  • Implement a workplace violence prevention and intervention program consistent with the industry’s best-known standards –  Look for the standard titled, “Workplace Violence Prevention and Intervention Standard (WVPI.1).”
  • Consider the most common sources of workplace violence such as truck drivers, current or former employees, and domestic violence which may spill over into the workplace.
  • Provide more advanced training to employees and supervisors on workplace violence prevention training which goes beyond the simple “red flags” methodology and recognizes that when several specific conditions occur together, it substantially increases the likelihood of violence.
  • Establish a pre-planned set of measures to quickly modify a site’s security posture in the event of a dynamic threat.
  • Establish effective access control measures and test them regularly, particularly excessive door alarms which can be indicators of larger problems.

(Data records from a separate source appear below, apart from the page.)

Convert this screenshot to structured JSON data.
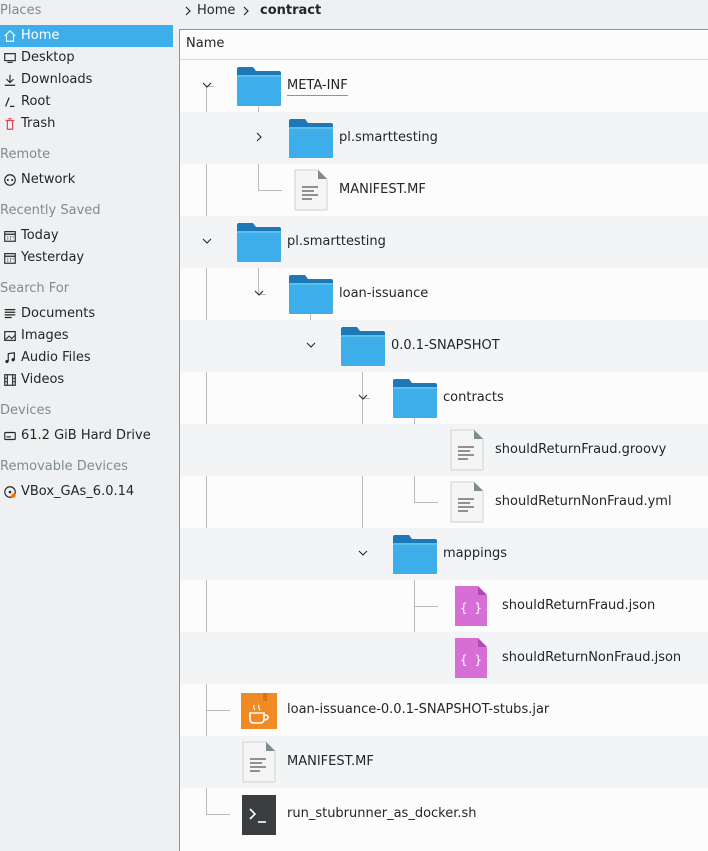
{
  "sidebar": {
    "sections": [
      {
        "header": "Places",
        "items": [
          {
            "label": "Home",
            "icon": "home-icon",
            "active": true
          },
          {
            "label": "Desktop",
            "icon": "desktop-icon"
          },
          {
            "label": "Downloads",
            "icon": "download-icon"
          },
          {
            "label": "Root",
            "icon": "root-icon"
          },
          {
            "label": "Trash",
            "icon": "trash-icon"
          }
        ]
      },
      {
        "header": "Remote",
        "items": [
          {
            "label": "Network",
            "icon": "network-icon"
          }
        ]
      },
      {
        "header": "Recently Saved",
        "items": [
          {
            "label": "Today",
            "icon": "calendar-icon"
          },
          {
            "label": "Yesterday",
            "icon": "calendar-icon"
          }
        ]
      },
      {
        "header": "Search For",
        "items": [
          {
            "label": "Documents",
            "icon": "document-icon"
          },
          {
            "label": "Images",
            "icon": "image-icon"
          },
          {
            "label": "Audio Files",
            "icon": "music-icon"
          },
          {
            "label": "Videos",
            "icon": "video-icon"
          }
        ]
      },
      {
        "header": "Devices",
        "items": [
          {
            "label": "61.2 GiB Hard Drive",
            "icon": "harddrive-icon"
          }
        ]
      },
      {
        "header": "Removable Devices",
        "items": [
          {
            "label": "VBox_GAs_6.0.14",
            "icon": "optical-disc-icon"
          }
        ]
      }
    ]
  },
  "breadcrumb": {
    "home": "Home",
    "current": "contract"
  },
  "view": {
    "column_name": "Name",
    "rows": [
      {
        "name": "META-INF",
        "type": "folder",
        "depth": 0,
        "expanded": true
      },
      {
        "name": "pl.smarttesting",
        "type": "folder",
        "depth": 1,
        "expanded": false
      },
      {
        "name": "MANIFEST.MF",
        "type": "text",
        "depth": 1
      },
      {
        "name": "pl.smarttesting",
        "type": "folder",
        "depth": 0,
        "expanded": true
      },
      {
        "name": "loan-issuance",
        "type": "folder",
        "depth": 1,
        "expanded": true
      },
      {
        "name": "0.0.1-SNAPSHOT",
        "type": "folder",
        "depth": 2,
        "expanded": true
      },
      {
        "name": "contracts",
        "type": "folder",
        "depth": 3,
        "expanded": true
      },
      {
        "name": "shouldReturnFraud.groovy",
        "type": "text",
        "depth": 4
      },
      {
        "name": "shouldReturnNonFraud.yml",
        "type": "text",
        "depth": 4
      },
      {
        "name": "mappings",
        "type": "folder",
        "depth": 3,
        "expanded": true
      },
      {
        "name": "shouldReturnFraud.json",
        "type": "json",
        "depth": 4
      },
      {
        "name": "shouldReturnNonFraud.json",
        "type": "json",
        "depth": 4
      },
      {
        "name": "loan-issuance-0.0.1-SNAPSHOT-stubs.jar",
        "type": "jar",
        "depth": 0
      },
      {
        "name": "MANIFEST.MF",
        "type": "text",
        "depth": 0
      },
      {
        "name": "run_stubrunner_as_docker.sh",
        "type": "script",
        "depth": 0
      }
    ]
  },
  "colors": {
    "accent": "#3daee9",
    "folder": "#3daee9",
    "json": "#d66ed6",
    "jar": "#f08a24"
  }
}
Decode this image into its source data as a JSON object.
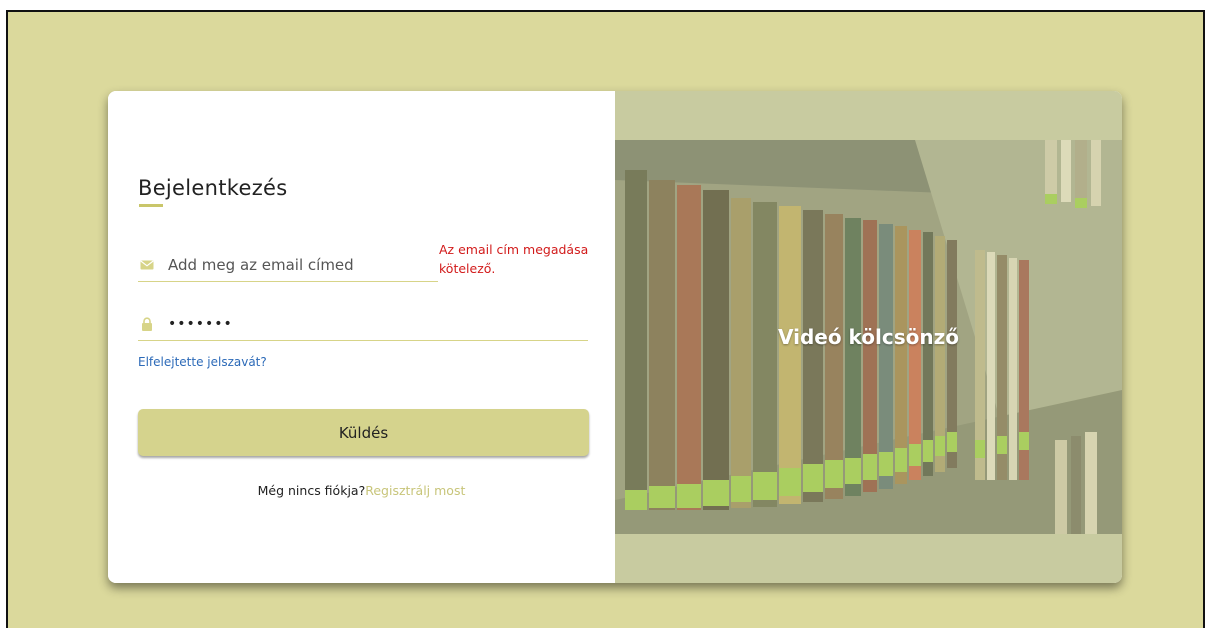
{
  "login": {
    "title": "Bejelentkezés",
    "email_placeholder": "Add meg az email címed",
    "email_value": "",
    "email_error": "Az email cím megadása kötelező.",
    "password_value": "•••••••",
    "forgot_link": "Elfelejtette jelszavát?",
    "submit_label": "Küldés",
    "no_account_text": "Még nincs fiókja?",
    "register_link": "Regisztrálj most"
  },
  "hero": {
    "caption": "Videó kölcsönző"
  },
  "icons": {
    "email": "envelope-icon",
    "password": "lock-icon"
  },
  "colors": {
    "background": "#dbd99c",
    "accent": "#d5d38d",
    "error": "#d21b1b",
    "link": "#2c6ab8",
    "register_link": "#c8c57a"
  }
}
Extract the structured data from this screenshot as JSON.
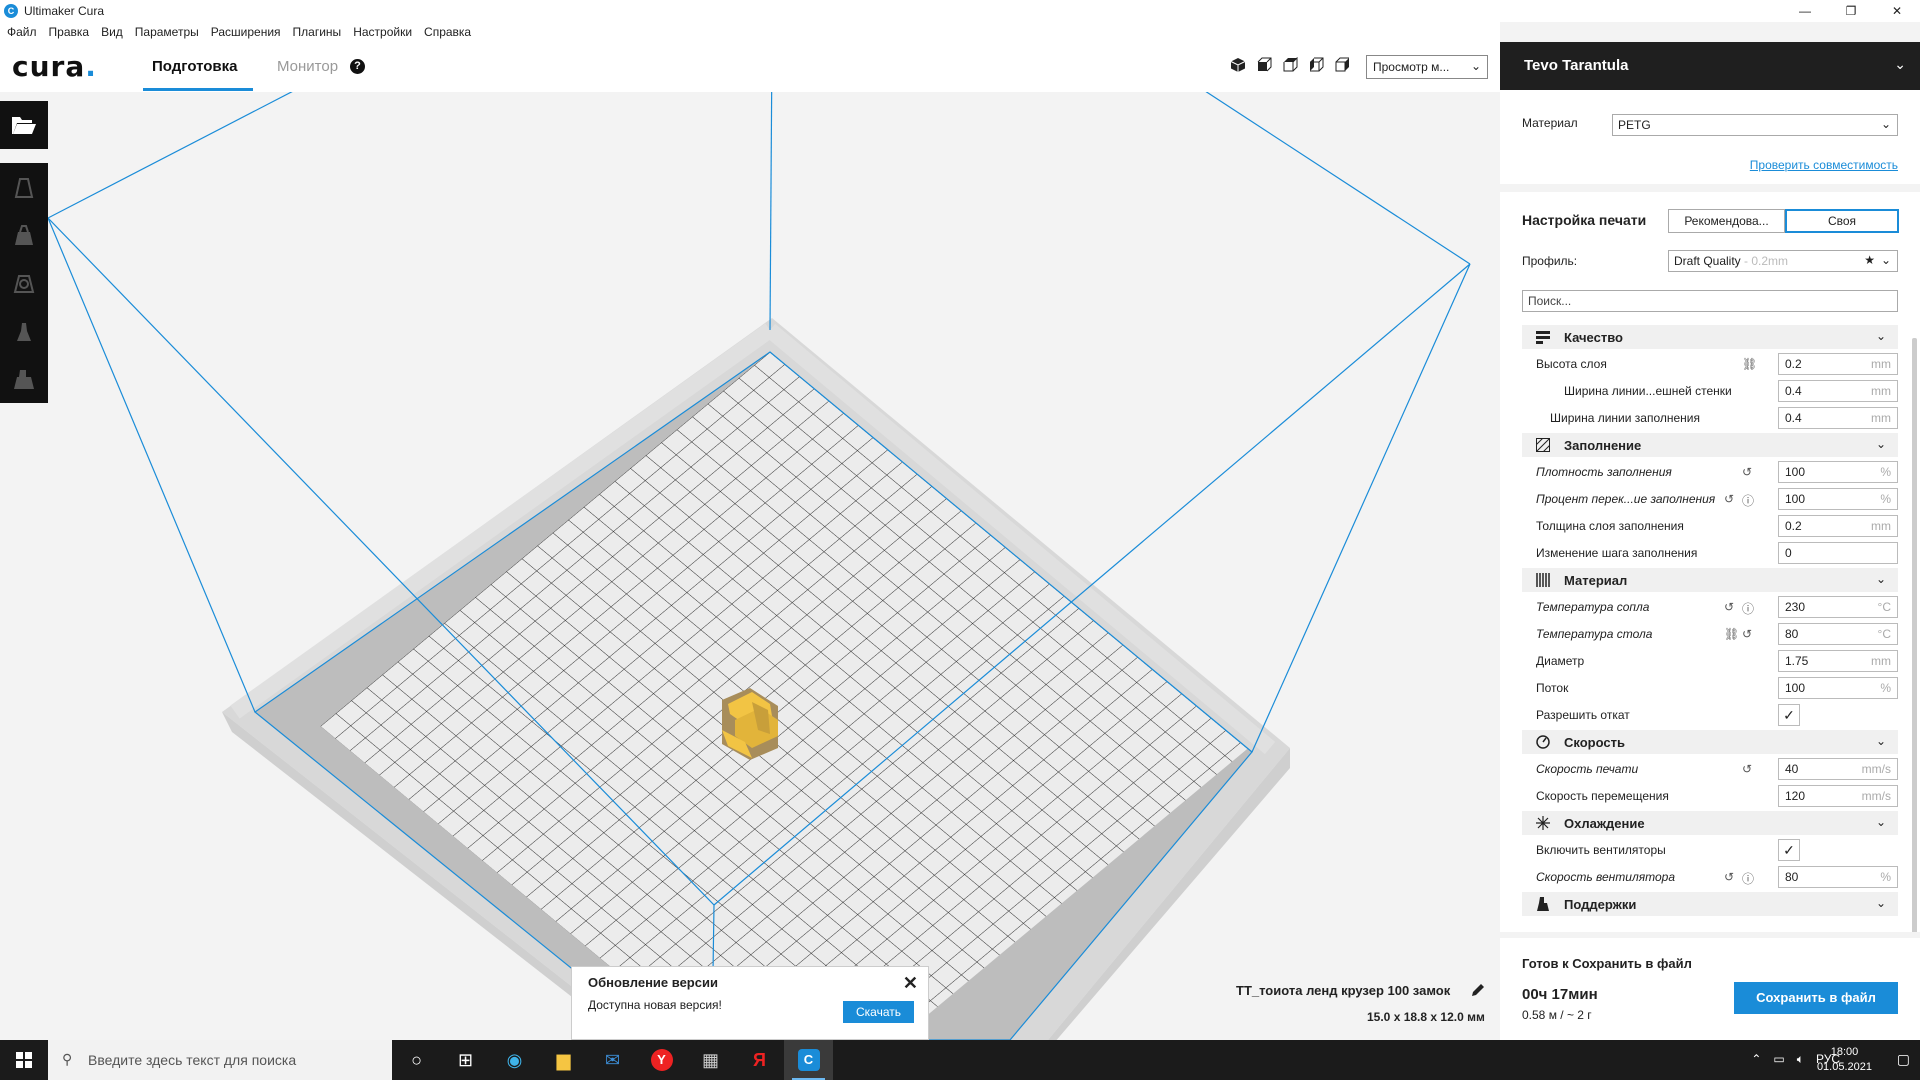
{
  "window": {
    "title": "Ultimaker Cura",
    "minimize": "—",
    "maximize": "❐",
    "close": "✕"
  },
  "menu": [
    "Файл",
    "Правка",
    "Вид",
    "Параметры",
    "Расширения",
    "Плагины",
    "Настройки",
    "Справка"
  ],
  "header": {
    "logo": "cura",
    "logo_dot": ".",
    "tab_prepare": "Подготовка",
    "tab_monitor": "Монитор",
    "help_icon": "?",
    "view_select": "Просмотр м...",
    "view_icons": [
      "3d-view-icon",
      "front-view-icon",
      "top-view-icon",
      "left-view-icon",
      "right-view-icon"
    ]
  },
  "viewport": {
    "object_name": "TT_тоиота ленд крузер 100 замок",
    "object_size": "15.0 x 18.8 x 12.0 мм",
    "model_color": "#f2c444",
    "accent": "#1a8cd8"
  },
  "update": {
    "title": "Обновление версии",
    "body": "Доступна новая версия!",
    "button": "Скачать"
  },
  "panel": {
    "printer": "Tevo Tarantula",
    "material_label": "Материал",
    "material_value": "PETG",
    "compat_link": "Проверить совместимость",
    "print_setup": "Настройка печати",
    "mode_recommended": "Рекомендова...",
    "mode_custom": "Своя",
    "profile_label": "Профиль:",
    "profile_value": "Draft Quality",
    "profile_sub": "- 0.2mm",
    "search_placeholder": "Поиск...",
    "settings": [
      {
        "type": "cat",
        "label": "Качество",
        "icon": "quality-icon"
      },
      {
        "type": "set",
        "label": "Высота слоя",
        "value": "0.2",
        "unit": "mm",
        "indent": 14,
        "italic": false,
        "icons": [
          "link"
        ]
      },
      {
        "type": "set",
        "label": "Ширина линии...ешней стенки",
        "value": "0.4",
        "unit": "mm",
        "indent": 42,
        "italic": false,
        "icons": []
      },
      {
        "type": "set",
        "label": "Ширина линии заполнения",
        "value": "0.4",
        "unit": "mm",
        "indent": 28,
        "italic": false,
        "icons": []
      },
      {
        "type": "cat",
        "label": "Заполнение",
        "icon": "infill-icon"
      },
      {
        "type": "set",
        "label": "Плотность заполнения",
        "value": "100",
        "unit": "%",
        "indent": 14,
        "italic": true,
        "icons": [
          "reset"
        ]
      },
      {
        "type": "set",
        "label": "Процент перек...ие заполнения",
        "value": "100",
        "unit": "%",
        "indent": 14,
        "italic": true,
        "icons": [
          "reset",
          "info"
        ]
      },
      {
        "type": "set",
        "label": "Толщина слоя заполнения",
        "value": "0.2",
        "unit": "mm",
        "indent": 14,
        "italic": false,
        "icons": []
      },
      {
        "type": "set",
        "label": "Изменение шага заполнения",
        "value": "0",
        "unit": "",
        "indent": 14,
        "italic": false,
        "icons": []
      },
      {
        "type": "cat",
        "label": "Материал",
        "icon": "material-icon"
      },
      {
        "type": "set",
        "label": "Температура сопла",
        "value": "230",
        "unit": "°C",
        "indent": 14,
        "italic": true,
        "icons": [
          "reset",
          "info"
        ]
      },
      {
        "type": "set",
        "label": "Температура стола",
        "value": "80",
        "unit": "°C",
        "indent": 14,
        "italic": true,
        "icons": [
          "link",
          "reset"
        ]
      },
      {
        "type": "set",
        "label": "Диаметр",
        "value": "1.75",
        "unit": "mm",
        "indent": 14,
        "italic": false,
        "icons": []
      },
      {
        "type": "set",
        "label": "Поток",
        "value": "100",
        "unit": "%",
        "indent": 14,
        "italic": false,
        "icons": []
      },
      {
        "type": "chk",
        "label": "Разрешить откат",
        "value": "✓",
        "indent": 14,
        "italic": false,
        "icons": []
      },
      {
        "type": "cat",
        "label": "Скорость",
        "icon": "speed-icon"
      },
      {
        "type": "set",
        "label": "Скорость печати",
        "value": "40",
        "unit": "mm/s",
        "indent": 14,
        "italic": true,
        "icons": [
          "reset"
        ]
      },
      {
        "type": "set",
        "label": "Скорость перемещения",
        "value": "120",
        "unit": "mm/s",
        "indent": 14,
        "italic": false,
        "icons": []
      },
      {
        "type": "cat",
        "label": "Охлаждение",
        "icon": "cooling-icon"
      },
      {
        "type": "chk",
        "label": "Включить вентиляторы",
        "value": "✓",
        "indent": 14,
        "italic": false,
        "icons": []
      },
      {
        "type": "set",
        "label": "Скорость вентилятора",
        "value": "80",
        "unit": "%",
        "indent": 14,
        "italic": true,
        "icons": [
          "reset",
          "info"
        ]
      },
      {
        "type": "cat",
        "label": "Поддержки",
        "icon": "support-icon"
      }
    ],
    "ready": "Готов к Сохранить в файл",
    "time": "00ч 17мин",
    "amount": "0.58 м / ~ 2 г",
    "save_button": "Сохранить в файл"
  },
  "taskbar": {
    "search_placeholder": "Введите здесь текст для поиска",
    "lang": "РУС",
    "time": "18:00",
    "date": "01.05.2021"
  }
}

  • Properly invest in appropriate oversight of contracted security officer services to realize the substantial investment that you have made and to reduce the risk of incidents.

 There is much more that could be said here, but these are some fundamental areas of weakness we see time and again when assessing industrial and manufacturing sites. If sites embrace this guidance, the likelihood of a serious incident may be reduced.

 About the Author: Frank Pisciotta, CSC, is president of Business Protection Specialists, Inc., a nationwide independent security consulting firm focusing on industrial, manufacturing, corporate security program development, including planning for dynamic threat response and security system design services. The firm has launched an online training capability to quickly build competency in non-security professionals who are asked to manage security, but who may not have had any prior training (Click Here). Pisciotta has managed more than 4,500 security-consulting engagements in his thirty-year consulting career. He possesses a master’s degree in public administration, a bachelor’s degree in criminal justice, and was board certified in Security Management by the American Society for Industrial Security as a Certified Protection Professional in 1994.  Pisciotta serves as the Vice-Chair on the ASIS Council for Food Defense and Agriculture Security. He can be reached at [email protected].